To make digital healthcare systems sustainable and prevent our medical knowledge from being owned by a few AI companies on the West Coast of California, we need policies that allow patients to choose. In the last few years, I have conducted several surveys and found that over 85% of participants prefer that the data derivatives created from our patient data remain accessible to everyone, all while preserving full privacy. There was one interesting outlier in the survey: a director for innovation of the German Ministry of Health, who was still stuck with the old narrative that only closed knowledge would lead to innovation. When reading such hyperbolic claims, I always ask myself in which bubble they have been hiding.

These findings underscore the public's preference for open, non-proprietary use of their data, highlighting the need for policy shifts that prioritize long-term public benefits over short-term gains from, sometimes exclusive technology transfers to private industry.

The European Health Data Space

However, this approach is not in the interest of investors who have short-term transactions in mind and profit from market consolidation through mergers and acquisitions that lead to new potential monopolies. Such investors typically favor proprietary systems that can be tightly controlled and monetized, perpetuating information asymmetries and concentrating power in the hands of a few. In addition to investors, I have also noticed in recent years that some academic hospitals aim to leverage the European Health Data Space (EHDS) to financially gain from the data we consented for. This trend further underscores the necessity of adopting copyleft licensing and patient choice to ensure that medical data and its derivatives remain a public resource, promoting equitable access and preventing the commercialization of data that patients generously provided for the common good. By embracing these measures, we can help democratize access to medical knowledge and ensure that innovations benefit the many rather than the few.

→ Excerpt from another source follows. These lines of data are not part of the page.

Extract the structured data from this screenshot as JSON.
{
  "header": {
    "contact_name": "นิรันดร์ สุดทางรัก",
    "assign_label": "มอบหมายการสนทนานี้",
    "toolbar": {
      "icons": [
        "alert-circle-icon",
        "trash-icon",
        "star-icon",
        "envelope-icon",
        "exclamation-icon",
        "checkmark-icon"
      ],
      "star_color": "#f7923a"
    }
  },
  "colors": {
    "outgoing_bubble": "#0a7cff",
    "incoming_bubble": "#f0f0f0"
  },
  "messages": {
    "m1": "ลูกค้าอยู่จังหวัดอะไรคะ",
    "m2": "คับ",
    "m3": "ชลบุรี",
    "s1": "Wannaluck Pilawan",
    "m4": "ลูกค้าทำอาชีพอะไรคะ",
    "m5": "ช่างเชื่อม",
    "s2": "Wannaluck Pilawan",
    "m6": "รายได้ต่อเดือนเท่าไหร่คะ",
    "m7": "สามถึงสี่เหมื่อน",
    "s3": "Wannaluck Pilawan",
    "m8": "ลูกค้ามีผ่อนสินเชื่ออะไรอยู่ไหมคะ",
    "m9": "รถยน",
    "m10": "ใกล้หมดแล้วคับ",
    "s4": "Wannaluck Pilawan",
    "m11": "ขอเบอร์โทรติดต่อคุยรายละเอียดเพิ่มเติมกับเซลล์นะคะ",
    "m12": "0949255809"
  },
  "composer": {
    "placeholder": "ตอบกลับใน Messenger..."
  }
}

In conclusion, copyleft licensing has the potential to transform how patient data is used in research, ensuring that the resulting innovations serve the common good and startups and SME's rather than following the interests of a few global big corporates. By embedding these principles in the AI development process, we can accelerate technological advancements, promote equity, and ensure that the benefits of innovation are shared widely across society.